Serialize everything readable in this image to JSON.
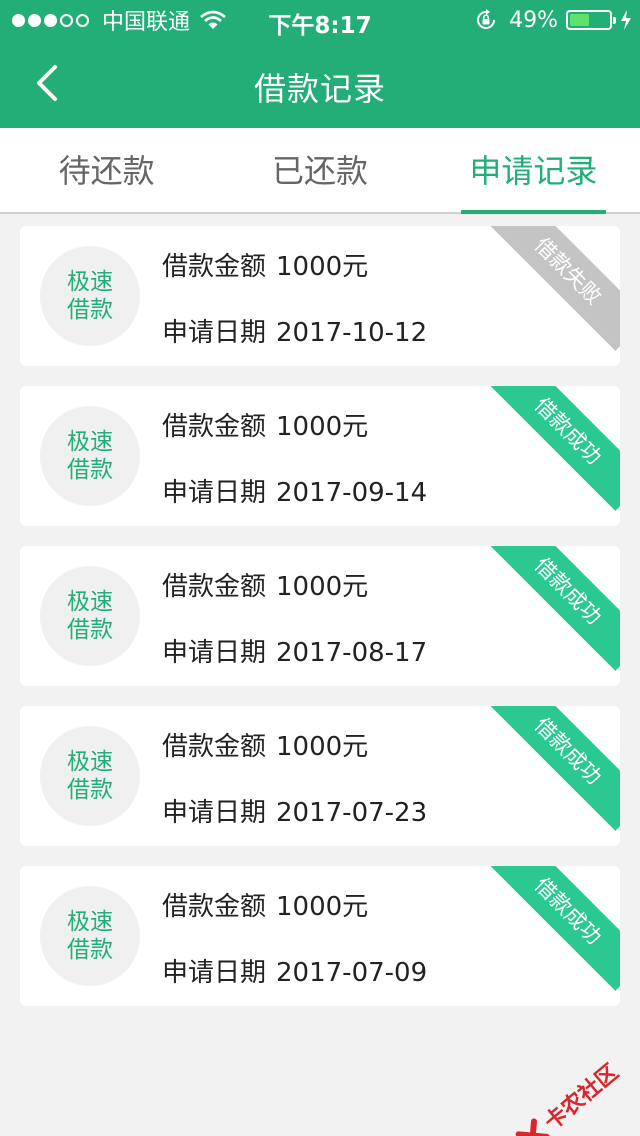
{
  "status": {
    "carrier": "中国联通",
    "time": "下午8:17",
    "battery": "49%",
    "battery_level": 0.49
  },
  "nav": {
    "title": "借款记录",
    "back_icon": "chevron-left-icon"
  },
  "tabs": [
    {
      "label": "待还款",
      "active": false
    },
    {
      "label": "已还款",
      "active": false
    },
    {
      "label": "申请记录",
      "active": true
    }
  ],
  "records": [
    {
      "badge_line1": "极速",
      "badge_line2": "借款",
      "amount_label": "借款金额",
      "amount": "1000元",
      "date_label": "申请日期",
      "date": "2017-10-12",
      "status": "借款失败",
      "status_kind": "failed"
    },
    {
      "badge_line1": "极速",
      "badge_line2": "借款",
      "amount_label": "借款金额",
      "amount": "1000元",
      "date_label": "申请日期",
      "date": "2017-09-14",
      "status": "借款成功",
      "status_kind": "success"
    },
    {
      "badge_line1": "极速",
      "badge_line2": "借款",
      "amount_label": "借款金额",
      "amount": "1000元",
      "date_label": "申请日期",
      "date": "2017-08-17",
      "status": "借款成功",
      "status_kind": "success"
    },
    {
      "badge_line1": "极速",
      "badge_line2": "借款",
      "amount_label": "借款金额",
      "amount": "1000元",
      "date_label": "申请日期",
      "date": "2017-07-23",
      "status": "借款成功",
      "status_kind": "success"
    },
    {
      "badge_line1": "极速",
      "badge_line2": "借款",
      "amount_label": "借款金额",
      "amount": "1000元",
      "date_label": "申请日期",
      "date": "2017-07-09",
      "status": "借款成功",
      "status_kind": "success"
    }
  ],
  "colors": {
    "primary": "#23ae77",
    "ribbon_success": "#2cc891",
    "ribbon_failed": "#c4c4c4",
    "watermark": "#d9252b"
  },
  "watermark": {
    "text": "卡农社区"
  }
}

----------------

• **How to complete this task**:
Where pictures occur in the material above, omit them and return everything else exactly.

• **Task response**:
Serialize everything readable in this image to JSON.
{
  "status": {
    "carrier": "中国联通",
    "time": "下午8:17",
    "battery": "49%",
    "battery_level": 0.49
  },
  "nav": {
    "title": "借款记录",
    "back_icon": "chevron-left-icon"
  },
  "tabs": [
    {
      "label": "待还款",
      "active": false
    },
    {
      "label": "已还款",
      "active": false
    },
    {
      "label": "申请记录",
      "active": true
    }
  ],
  "records": [
    {
      "badge_line1": "极速",
      "badge_line2": "借款",
      "amount_label": "借款金额",
      "amount": "1000元",
      "date_label": "申请日期",
      "date": "2017-10-12",
      "status": "借款失败",
      "status_kind": "failed"
    },
    {
      "badge_line1": "极速",
      "badge_line2": "借款",
      "amount_label": "借款金额",
      "amount": "1000元",
      "date_label": "申请日期",
      "date": "2017-09-14",
      "status": "借款成功",
      "status_kind": "success"
    },
    {
      "badge_line1": "极速",
      "badge_line2": "借款",
      "amount_label": "借款金额",
      "amount": "1000元",
      "date_label": "申请日期",
      "date": "2017-08-17",
      "status": "借款成功",
      "status_kind": "success"
    },
    {
      "badge_line1": "极速",
      "badge_line2": "借款",
      "amount_label": "借款金额",
      "amount": "1000元",
      "date_label": "申请日期",
      "date": "2017-07-23",
      "status": "借款成功",
      "status_kind": "success"
    },
    {
      "badge_line1": "极速",
      "badge_line2": "借款",
      "amount_label": "借款金额",
      "amount": "1000元",
      "date_label": "申请日期",
      "date": "2017-07-09",
      "status": "借款成功",
      "status_kind": "success"
    }
  ],
  "colors": {
    "primary": "#23ae77",
    "ribbon_success": "#2cc891",
    "ribbon_failed": "#c4c4c4",
    "watermark": "#d9252b"
  },
  "watermark": {
    "text": "卡农社区"
  }
}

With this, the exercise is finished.